TASK TO COMPLETE
The entries that follow need to be printed exactly as they are, minus any pictures.

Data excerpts
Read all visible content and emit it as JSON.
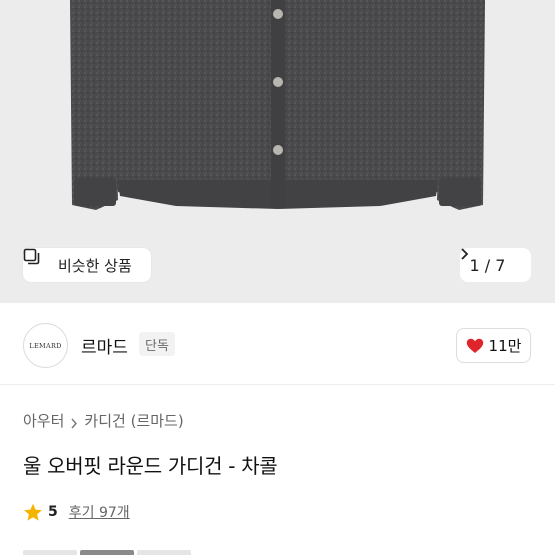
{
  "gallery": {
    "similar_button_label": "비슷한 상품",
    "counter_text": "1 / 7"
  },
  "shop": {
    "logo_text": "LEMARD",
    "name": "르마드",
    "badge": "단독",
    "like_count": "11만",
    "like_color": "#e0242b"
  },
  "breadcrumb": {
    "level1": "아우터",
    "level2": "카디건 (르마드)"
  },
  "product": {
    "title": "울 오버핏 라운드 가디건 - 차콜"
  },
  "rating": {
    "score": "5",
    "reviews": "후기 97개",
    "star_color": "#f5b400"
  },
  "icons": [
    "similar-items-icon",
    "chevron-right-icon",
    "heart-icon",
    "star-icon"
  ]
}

ANSWER FOR THIS EXERCISE
Read all visible content and emit it as JSON.
{
  "gallery": {
    "similar_button_label": "비슷한 상품",
    "counter_text": "1 / 7"
  },
  "shop": {
    "logo_text": "LEMARD",
    "name": "르마드",
    "badge": "단독",
    "like_count": "11만",
    "like_color": "#e0242b"
  },
  "breadcrumb": {
    "level1": "아우터",
    "level2": "카디건 (르마드)"
  },
  "product": {
    "title": "울 오버핏 라운드 가디건 - 차콜"
  },
  "rating": {
    "score": "5",
    "reviews": "후기 97개",
    "star_color": "#f5b400"
  },
  "icons": [
    "similar-items-icon",
    "chevron-right-icon",
    "heart-icon",
    "star-icon"
  ]
}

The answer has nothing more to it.